▶ [Exercise aim]
Tally the lines below that hold the string "label", and give only the tally.

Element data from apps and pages
────────────────────

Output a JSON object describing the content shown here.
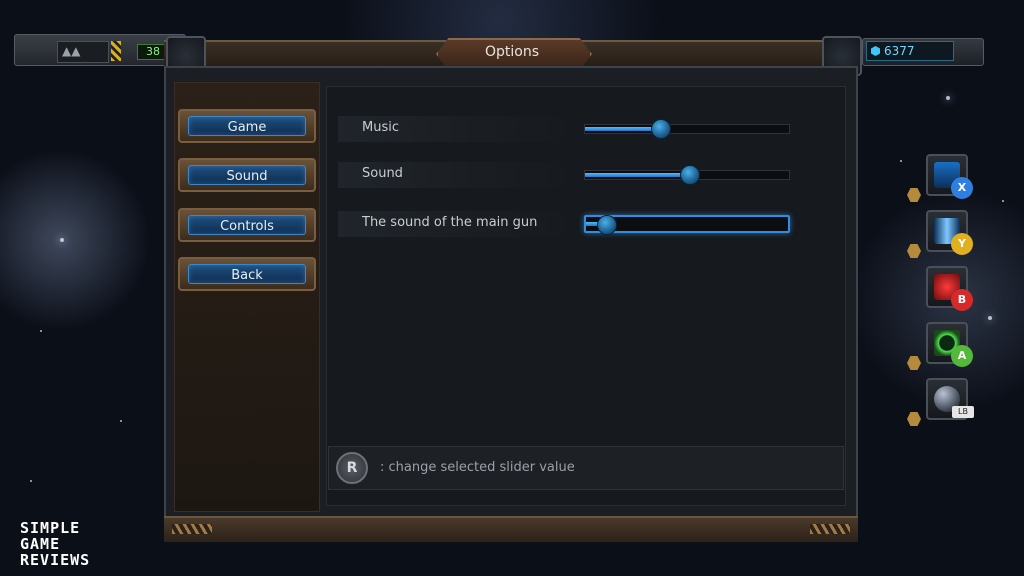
{
  "window": {
    "title": "Options"
  },
  "hud": {
    "ammo_count": "38",
    "credits": "6377"
  },
  "menu": {
    "items": [
      {
        "label": "Game"
      },
      {
        "label": "Sound"
      },
      {
        "label": "Controls"
      },
      {
        "label": "Back"
      }
    ]
  },
  "sound_settings": {
    "sliders": [
      {
        "label": "Music",
        "value_fraction": 0.37,
        "selected": false
      },
      {
        "label": "Sound",
        "value_fraction": 0.51,
        "selected": false
      },
      {
        "label": "The sound of the main gun",
        "value_fraction": 0.1,
        "selected": true
      }
    ]
  },
  "hint": {
    "button": "R",
    "text": ": change selected slider value"
  },
  "abilities": [
    {
      "icon": "lightning-icon",
      "button": "X",
      "color": "#2f7fe0"
    },
    {
      "icon": "laser-beam-icon",
      "button": "Y",
      "color": "#e0b020"
    },
    {
      "icon": "radiation-icon",
      "button": "B",
      "color": "#d62a2a"
    },
    {
      "icon": "shield-ring-icon",
      "button": "A",
      "color": "#54b83a"
    },
    {
      "icon": "orb-icon",
      "button": "LB",
      "color": "#e6e6e6"
    }
  ],
  "watermark": {
    "line1": "SIMPLE",
    "line2": "GAME",
    "line3": "REVIEWS"
  }
}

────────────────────

▶ [Written answer]
7